It was too much for me to take in. I just stood there, staring at him for several long seconds. He was reclined with his hands behind his head, and he didn't seem remotely alarmed or even interested in my arrival. Finally, I stammered out, "Uh, hi. Er, are you, uh, Chad Riggle?"
He sat up slowly and it was like watching a glacier move. He stuck out a hand the size of bucket and, in a low, booming voice, said, "No. I'm Mat [only one "t" because he was Dutch]. Are you Matt McHale?"
Ye Gods! The beast knew my name!
I shook his hand and admitted that I was indeed Matt McHale. He said, "Cool. I'm your roommate."

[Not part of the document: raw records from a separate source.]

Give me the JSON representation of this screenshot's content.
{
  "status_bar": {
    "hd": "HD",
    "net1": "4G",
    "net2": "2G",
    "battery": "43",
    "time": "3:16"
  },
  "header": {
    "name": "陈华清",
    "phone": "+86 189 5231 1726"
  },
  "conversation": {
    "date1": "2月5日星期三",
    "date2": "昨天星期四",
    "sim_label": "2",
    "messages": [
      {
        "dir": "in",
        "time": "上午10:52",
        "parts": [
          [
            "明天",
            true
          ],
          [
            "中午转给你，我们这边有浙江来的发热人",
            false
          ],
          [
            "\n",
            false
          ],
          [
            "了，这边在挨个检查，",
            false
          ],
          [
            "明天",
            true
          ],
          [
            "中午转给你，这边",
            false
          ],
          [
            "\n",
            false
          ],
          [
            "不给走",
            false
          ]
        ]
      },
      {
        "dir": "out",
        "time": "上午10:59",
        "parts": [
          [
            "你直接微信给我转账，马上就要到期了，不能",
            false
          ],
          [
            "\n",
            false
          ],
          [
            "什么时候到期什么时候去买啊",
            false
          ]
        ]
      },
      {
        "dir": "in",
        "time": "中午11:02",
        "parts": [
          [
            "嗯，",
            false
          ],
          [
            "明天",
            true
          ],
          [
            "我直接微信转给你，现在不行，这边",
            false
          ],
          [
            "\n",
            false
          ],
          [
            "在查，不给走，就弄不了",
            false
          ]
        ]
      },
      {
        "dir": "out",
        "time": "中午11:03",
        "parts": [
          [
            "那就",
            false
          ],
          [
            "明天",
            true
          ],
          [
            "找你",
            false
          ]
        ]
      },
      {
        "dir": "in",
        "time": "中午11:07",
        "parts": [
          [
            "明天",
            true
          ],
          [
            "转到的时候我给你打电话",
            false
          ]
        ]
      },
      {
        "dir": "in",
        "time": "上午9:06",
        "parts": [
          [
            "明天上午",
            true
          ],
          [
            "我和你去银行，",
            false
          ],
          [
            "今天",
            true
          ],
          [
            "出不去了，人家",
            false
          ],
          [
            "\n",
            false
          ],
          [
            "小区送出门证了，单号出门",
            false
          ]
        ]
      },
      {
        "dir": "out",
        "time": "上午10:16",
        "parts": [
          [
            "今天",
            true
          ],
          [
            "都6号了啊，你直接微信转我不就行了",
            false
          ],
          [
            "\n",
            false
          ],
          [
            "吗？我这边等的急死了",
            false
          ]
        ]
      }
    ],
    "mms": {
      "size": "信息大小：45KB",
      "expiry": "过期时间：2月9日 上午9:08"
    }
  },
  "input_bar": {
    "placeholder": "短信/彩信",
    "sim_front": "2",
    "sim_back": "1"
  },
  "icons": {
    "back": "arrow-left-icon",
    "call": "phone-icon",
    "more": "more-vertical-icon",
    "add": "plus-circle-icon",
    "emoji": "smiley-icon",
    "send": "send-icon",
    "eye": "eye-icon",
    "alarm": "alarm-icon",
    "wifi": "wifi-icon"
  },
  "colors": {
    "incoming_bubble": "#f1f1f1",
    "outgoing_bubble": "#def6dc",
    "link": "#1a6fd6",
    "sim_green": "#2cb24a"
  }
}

"No, you're not," I said, almost reflexively.
"Yeah, I am," he said with an air of complete finality. That settled that.
"Uh, okay," I replied, not knowing what else to do. "Well, I'm...going to move my stuff in now."
"A'ight," he said, and began to lay back down.
I took him in again and, noting the exceptionally tiny underwear, said, "Uh, my mom, aunt and girlfriend are going to be helping me." He said nothing. "Yeah. Three girls." Still nothing. "Do you understand what I'm saying? Three girls are helping me move in."
Finally, he said, "So?"
"Could you, you know, put on...something."
He heaved a deep, irritated sigh and pulled on a pair of shorts that were barely bigger than his underwear. But it was an improvement, and likely the best I could hope for under the circumstances.
I walked back out into the hall and closed the door behind me. My mom looked irritated and demanded to know what was going on. I said, "Well, my roommate is...not Chad Riggle."
"What?" my mom asked. "Who is it?"
I didn't know how to explain it, so I said, "Just come in. You'll see."
And they saw. But they could hardly believe it. Mat, though, was apparently used to people staring at him. He once again sat up and, to my great surprise, greeted them kindly and introduced himself. He even offered to share some of the Dutch marshmallows he was snacking on. They declined the marshmallows, but they were all very taken in by his presence, which kind of annoyed me.
Then we began the not-so-fun task of moving all my stuff in. I'll never forget this: While three women helped me carry my things up several flights of stairs, this huge, muscular guy just sat and watched. Not once did he offer to help, although he did flirt with Aimee every chance he got.
Fortunately, I owned almost nothing, so the moving-in process was mercifully brief. After finishing up, we all stood around making a little idle chitchat. Mat hadn't been interested in lifting or carrying, but he was more than happy to talk. He looooooved to talk, mostly about himself. I don't know whether it was his size or some natural charm I wasn't picking up on, but the women seemed to love him, and when I finally escorted them downstairs, they couldn't stop talking about how neat
he was. Even my mom, who had been a total grump all day, repeatedly said, "Yeah. Yeah. He's really
We exchanged the official tear-filled goodbyes, after which I watched them slowly drive away. Then I was alone...except for my new, titanic roomie, who was waiting for me upstairs. Only he wasn't. By the time I trudged back up to NE3, he had disappeared, like he was the world's tallest ninja or something. I didn't see him again until I woke up the next morning. And he wasn't alone.Part 2
Labels: college stories, Livin' Large